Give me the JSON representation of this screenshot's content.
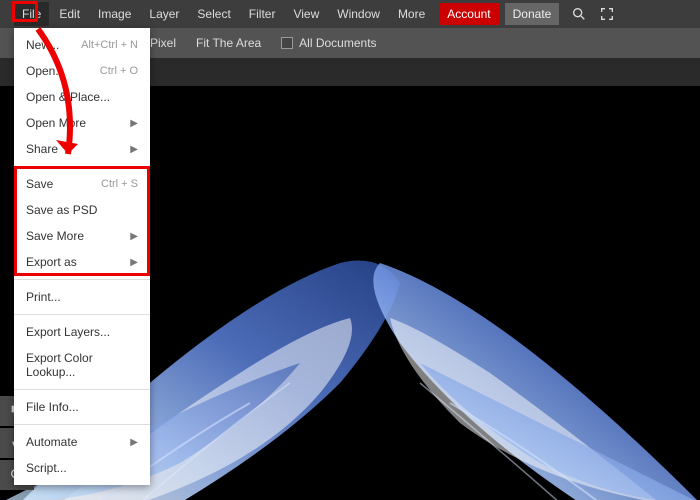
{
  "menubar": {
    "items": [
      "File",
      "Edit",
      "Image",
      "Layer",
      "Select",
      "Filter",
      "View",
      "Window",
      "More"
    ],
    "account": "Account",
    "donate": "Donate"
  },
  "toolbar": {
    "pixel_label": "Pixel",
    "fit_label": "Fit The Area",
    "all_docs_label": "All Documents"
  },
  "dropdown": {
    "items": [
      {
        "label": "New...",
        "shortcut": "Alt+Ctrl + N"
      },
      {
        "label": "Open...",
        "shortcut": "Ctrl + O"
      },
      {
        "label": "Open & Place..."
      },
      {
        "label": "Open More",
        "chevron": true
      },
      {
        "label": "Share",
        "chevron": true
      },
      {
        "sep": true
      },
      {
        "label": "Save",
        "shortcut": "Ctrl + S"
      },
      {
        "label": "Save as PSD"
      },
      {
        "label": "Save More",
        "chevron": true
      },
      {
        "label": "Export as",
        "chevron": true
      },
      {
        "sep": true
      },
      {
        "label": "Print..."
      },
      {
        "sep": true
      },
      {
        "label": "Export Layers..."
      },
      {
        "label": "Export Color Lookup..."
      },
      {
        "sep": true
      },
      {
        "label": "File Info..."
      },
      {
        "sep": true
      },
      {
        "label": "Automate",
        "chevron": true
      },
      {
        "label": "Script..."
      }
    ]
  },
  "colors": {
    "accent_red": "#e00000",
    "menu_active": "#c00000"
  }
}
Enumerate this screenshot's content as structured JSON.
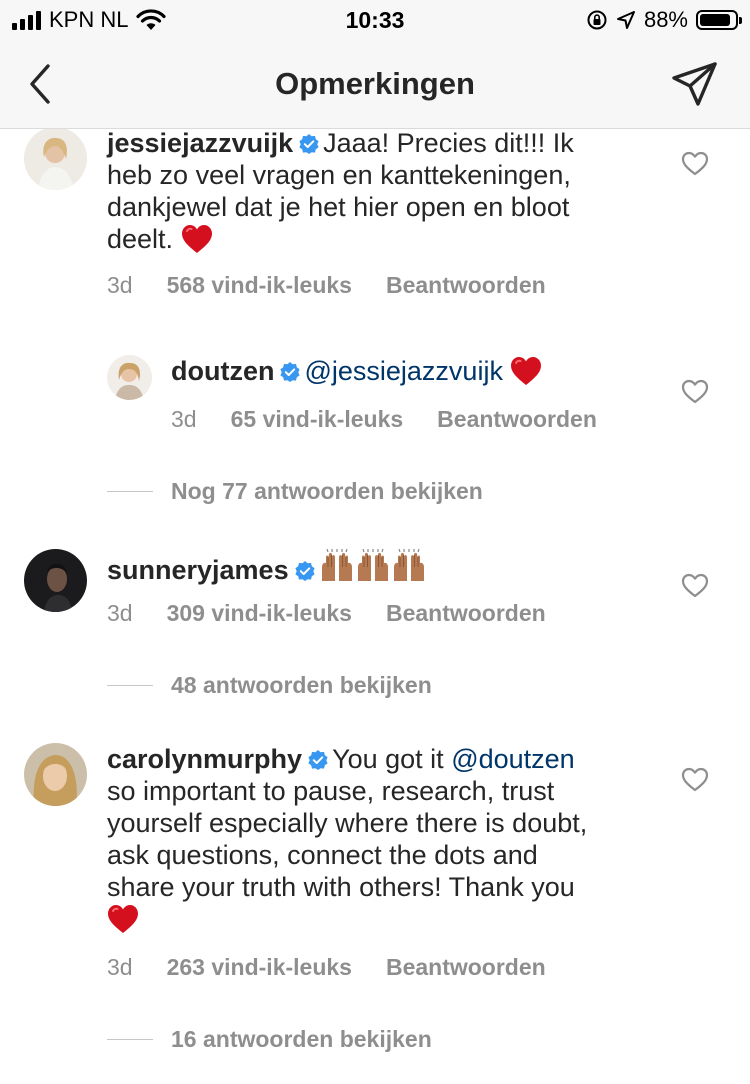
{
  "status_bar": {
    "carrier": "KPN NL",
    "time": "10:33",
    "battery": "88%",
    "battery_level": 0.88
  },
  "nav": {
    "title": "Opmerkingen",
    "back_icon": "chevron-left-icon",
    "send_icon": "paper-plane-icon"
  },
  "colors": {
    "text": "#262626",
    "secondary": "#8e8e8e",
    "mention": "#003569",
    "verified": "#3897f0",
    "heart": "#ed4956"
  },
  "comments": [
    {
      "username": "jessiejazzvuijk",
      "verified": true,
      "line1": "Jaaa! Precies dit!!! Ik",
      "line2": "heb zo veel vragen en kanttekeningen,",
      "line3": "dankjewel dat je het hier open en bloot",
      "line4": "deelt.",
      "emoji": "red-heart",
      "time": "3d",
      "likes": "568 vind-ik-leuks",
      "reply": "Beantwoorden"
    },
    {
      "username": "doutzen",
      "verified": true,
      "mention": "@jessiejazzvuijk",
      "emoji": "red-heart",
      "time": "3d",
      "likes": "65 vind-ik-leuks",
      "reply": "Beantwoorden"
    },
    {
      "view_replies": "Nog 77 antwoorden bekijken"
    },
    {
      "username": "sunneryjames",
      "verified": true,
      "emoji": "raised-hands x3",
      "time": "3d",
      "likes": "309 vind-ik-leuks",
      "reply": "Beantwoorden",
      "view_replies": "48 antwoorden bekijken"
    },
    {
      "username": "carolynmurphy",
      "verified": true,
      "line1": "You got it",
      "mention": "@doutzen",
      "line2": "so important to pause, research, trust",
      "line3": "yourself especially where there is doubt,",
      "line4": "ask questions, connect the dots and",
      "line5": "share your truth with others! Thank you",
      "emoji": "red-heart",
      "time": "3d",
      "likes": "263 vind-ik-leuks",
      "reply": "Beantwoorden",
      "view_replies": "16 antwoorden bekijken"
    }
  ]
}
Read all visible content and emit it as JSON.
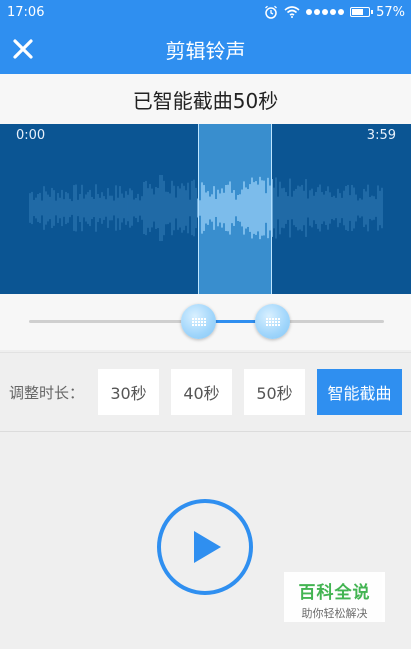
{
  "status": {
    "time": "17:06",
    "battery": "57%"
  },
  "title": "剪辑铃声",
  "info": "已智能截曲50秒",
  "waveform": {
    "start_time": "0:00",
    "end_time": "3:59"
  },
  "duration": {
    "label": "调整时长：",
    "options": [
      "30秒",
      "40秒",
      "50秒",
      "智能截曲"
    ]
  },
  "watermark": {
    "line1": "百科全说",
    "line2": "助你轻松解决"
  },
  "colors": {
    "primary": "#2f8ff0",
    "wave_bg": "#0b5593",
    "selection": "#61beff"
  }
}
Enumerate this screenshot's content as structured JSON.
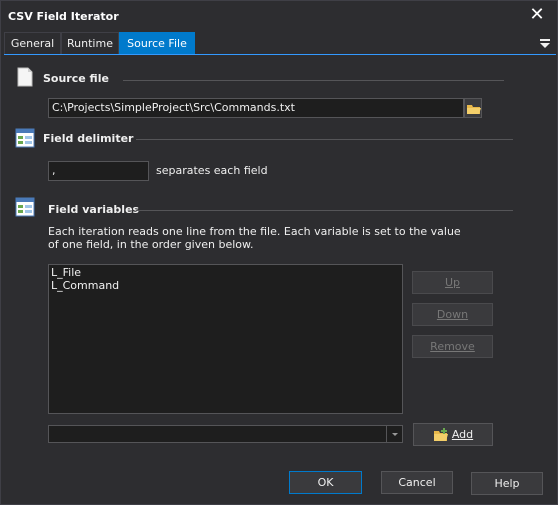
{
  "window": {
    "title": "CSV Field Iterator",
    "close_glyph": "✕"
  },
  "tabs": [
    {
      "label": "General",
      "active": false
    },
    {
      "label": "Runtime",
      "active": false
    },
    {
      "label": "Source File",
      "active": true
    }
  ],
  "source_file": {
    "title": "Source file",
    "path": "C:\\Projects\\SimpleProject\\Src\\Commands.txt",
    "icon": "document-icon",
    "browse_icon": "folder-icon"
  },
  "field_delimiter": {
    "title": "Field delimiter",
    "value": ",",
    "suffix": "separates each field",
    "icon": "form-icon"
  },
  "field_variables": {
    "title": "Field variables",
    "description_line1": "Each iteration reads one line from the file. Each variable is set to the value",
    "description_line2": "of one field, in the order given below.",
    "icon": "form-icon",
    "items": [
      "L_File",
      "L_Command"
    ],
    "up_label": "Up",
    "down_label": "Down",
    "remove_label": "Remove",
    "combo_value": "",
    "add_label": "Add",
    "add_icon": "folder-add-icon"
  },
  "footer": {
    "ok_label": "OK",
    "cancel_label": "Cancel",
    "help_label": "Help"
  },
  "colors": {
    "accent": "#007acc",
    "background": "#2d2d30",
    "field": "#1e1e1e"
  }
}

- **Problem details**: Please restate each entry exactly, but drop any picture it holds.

- **Solution for this problem**:
Give me the JSON representation of this screenshot's content.
{
  "menubar": {
    "items": [
      "File",
      "Edit",
      "Image",
      "Layer",
      "Select",
      "Filter",
      "View",
      "Window",
      "More"
    ],
    "account": "Account",
    "donate": "Donate"
  },
  "toolbar": {
    "pixel_label": "Pixel",
    "fit_label": "Fit The Area",
    "all_docs_label": "All Documents"
  },
  "dropdown": {
    "items": [
      {
        "label": "New...",
        "shortcut": "Alt+Ctrl + N"
      },
      {
        "label": "Open...",
        "shortcut": "Ctrl + O"
      },
      {
        "label": "Open & Place..."
      },
      {
        "label": "Open More",
        "chevron": true
      },
      {
        "label": "Share",
        "chevron": true
      },
      {
        "sep": true
      },
      {
        "label": "Save",
        "shortcut": "Ctrl + S"
      },
      {
        "label": "Save as PSD"
      },
      {
        "label": "Save More",
        "chevron": true
      },
      {
        "label": "Export as",
        "chevron": true
      },
      {
        "sep": true
      },
      {
        "label": "Print..."
      },
      {
        "sep": true
      },
      {
        "label": "Export Layers..."
      },
      {
        "label": "Export Color Lookup..."
      },
      {
        "sep": true
      },
      {
        "label": "File Info..."
      },
      {
        "sep": true
      },
      {
        "label": "Automate",
        "chevron": true
      },
      {
        "label": "Script..."
      }
    ]
  },
  "colors": {
    "accent_red": "#e00000",
    "menu_active": "#c00000"
  }
}
Enumerate this screenshot's content as structured JSON.
{
  "status_bar": {
    "carrier": "KPN NL",
    "time": "10:33",
    "battery": "88%",
    "battery_level": 0.88
  },
  "nav": {
    "title": "Opmerkingen",
    "back_icon": "chevron-left-icon",
    "send_icon": "paper-plane-icon"
  },
  "colors": {
    "text": "#262626",
    "secondary": "#8e8e8e",
    "mention": "#003569",
    "verified": "#3897f0",
    "heart": "#ed4956"
  },
  "comments": [
    {
      "username": "jessiejazzvuijk",
      "verified": true,
      "line1": "Jaaa! Precies dit!!! Ik",
      "line2": "heb zo veel vragen en kanttekeningen,",
      "line3": "dankjewel dat je het hier open en bloot",
      "line4": "deelt.",
      "emoji": "red-heart",
      "time": "3d",
      "likes": "568 vind-ik-leuks",
      "reply": "Beantwoorden"
    },
    {
      "username": "doutzen",
      "verified": true,
      "mention": "@jessiejazzvuijk",
      "emoji": "red-heart",
      "time": "3d",
      "likes": "65 vind-ik-leuks",
      "reply": "Beantwoorden"
    },
    {
      "view_replies": "Nog 77 antwoorden bekijken"
    },
    {
      "username": "sunneryjames",
      "verified": true,
      "emoji": "raised-hands x3",
      "time": "3d",
      "likes": "309 vind-ik-leuks",
      "reply": "Beantwoorden",
      "view_replies": "48 antwoorden bekijken"
    },
    {
      "username": "carolynmurphy",
      "verified": true,
      "line1": "You got it",
      "mention": "@doutzen",
      "line2": "so important to pause, research, trust",
      "line3": "yourself especially where there is doubt,",
      "line4": "ask questions, connect the dots and",
      "line5": "share your truth with others! Thank you",
      "emoji": "red-heart",
      "time": "3d",
      "likes": "263 vind-ik-leuks",
      "reply": "Beantwoorden",
      "view_replies": "16 antwoorden bekijken"
    }
  ]
}
Read all visible content and emit it as JSON.
{
  "status": {
    "time": "17:06",
    "battery": "57%"
  },
  "title": "剪辑铃声",
  "info": "已智能截曲50秒",
  "waveform": {
    "start_time": "0:00",
    "end_time": "3:59"
  },
  "duration": {
    "label": "调整时长：",
    "options": [
      "30秒",
      "40秒",
      "50秒",
      "智能截曲"
    ]
  },
  "watermark": {
    "line1": "百科全说",
    "line2": "助你轻松解决"
  },
  "colors": {
    "primary": "#2f8ff0",
    "wave_bg": "#0b5593",
    "selection": "#61beff"
  }
}
Enumerate this screenshot's content as structured JSON.
{
  "window": {
    "title": "CSV Field Iterator",
    "close_glyph": "✕"
  },
  "tabs": [
    {
      "label": "General",
      "active": false
    },
    {
      "label": "Runtime",
      "active": false
    },
    {
      "label": "Source File",
      "active": true
    }
  ],
  "source_file": {
    "title": "Source file",
    "path": "C:\\Projects\\SimpleProject\\Src\\Commands.txt",
    "icon": "document-icon",
    "browse_icon": "folder-icon"
  },
  "field_delimiter": {
    "title": "Field delimiter",
    "value": ",",
    "suffix": "separates each field",
    "icon": "form-icon"
  },
  "field_variables": {
    "title": "Field variables",
    "description_line1": "Each iteration reads one line from the file. Each variable is set to the value",
    "description_line2": "of one field, in the order given below.",
    "icon": "form-icon",
    "items": [
      "L_File",
      "L_Command"
    ],
    "up_label": "Up",
    "down_label": "Down",
    "remove_label": "Remove",
    "combo_value": "",
    "add_label": "Add",
    "add_icon": "folder-add-icon"
  },
  "footer": {
    "ok_label": "OK",
    "cancel_label": "Cancel",
    "help_label": "Help"
  },
  "colors": {
    "accent": "#007acc",
    "background": "#2d2d30",
    "field": "#1e1e1e"
  }
}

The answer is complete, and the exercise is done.